The lineup of Favors with Rubio, Mitchell, Ingles and Gobert finished the regular season with a net rating of 5.1, 14th out of the top 23 most-used lineups in the league (the combo of Favors with the other starters wound up playing 23 more minutes on the regular season than Crowder with the other starters).
Individually, Favors mostly fared well with his primary role being that of Gobert’s backup (even though he started 70 regular-season games). After a number of years dealing with nagging injuries, the longest-tenured Jazzman was healthy for most of the season and wound up averaging 11.8 points, 7.4 rebounds and 1.4 blocks per game.
“I think for the most part I got comfortable in my role coming off the bench, playing the backup (center) position,” he said during exit interviews. “I kind of bought into it a little bit more as the season went on. I wasn’t stressing about points or being involved in the offense as much. I was just going out there and just playing hard basically, just finding my role, finding different ways to be effective. … I kind of bought into it, and I think that’s what helped me out a lot.”
Utah has a team option on Favors’ contract, but both he and Lindsey expressed at exit interviews a heavy interest in him coming back next season.
Crowder averaged 11.9 points, 4.8 rebounds and 1.7 assists per contest. If there was a knock on his season, perhaps it should lie with Snyder as much as anyone, as Crowder finished tied for 13th in the NBA in 3-point attempts, but made just 33 percent of them.
The Marquette product, though, became one of the Jazz’s leaders, especially in bringing a mentality of toughness.
“I didn’t know the guys listened to me and watched me as much as they do. … That helped solidify that I have a major role on this team, and I didn’t take it for granted,” he said. “I’m very appreciative of my teammates believing in me and believing in what I bring.”5 comments on this story
In the middle of it was Gobert, who, in addition to making a strong case for winning a second consecutive Defensive Player of the Year Award, became even more of a focal point of Utah’s offense with his ability to set screens and roll hard to the basket, often for alley-oops.
The native of France led the league in field goal percentage (67 percent) while averaging 15.9 points per game and finished third in blocks (2.31 per game) and fourth in rebounds (12.9 per game).
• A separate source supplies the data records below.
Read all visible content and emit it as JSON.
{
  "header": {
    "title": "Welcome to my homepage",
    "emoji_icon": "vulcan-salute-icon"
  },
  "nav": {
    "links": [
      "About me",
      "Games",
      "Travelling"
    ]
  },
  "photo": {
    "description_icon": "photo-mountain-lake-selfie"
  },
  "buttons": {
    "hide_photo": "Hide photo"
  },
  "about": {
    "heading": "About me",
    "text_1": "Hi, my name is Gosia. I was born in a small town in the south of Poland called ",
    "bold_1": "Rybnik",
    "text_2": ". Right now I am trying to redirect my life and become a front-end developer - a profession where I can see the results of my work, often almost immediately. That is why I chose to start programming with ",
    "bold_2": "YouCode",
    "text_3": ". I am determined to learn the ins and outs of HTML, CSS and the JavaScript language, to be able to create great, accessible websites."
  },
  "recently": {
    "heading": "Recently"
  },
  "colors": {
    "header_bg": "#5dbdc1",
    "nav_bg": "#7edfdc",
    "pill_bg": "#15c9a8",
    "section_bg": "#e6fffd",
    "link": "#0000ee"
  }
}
He wants more next season, however.
“I think I’ve been putting too many limits on myself and what I can do for this team,” he said. “Now I have a little bit more time to work and come back as a better player.”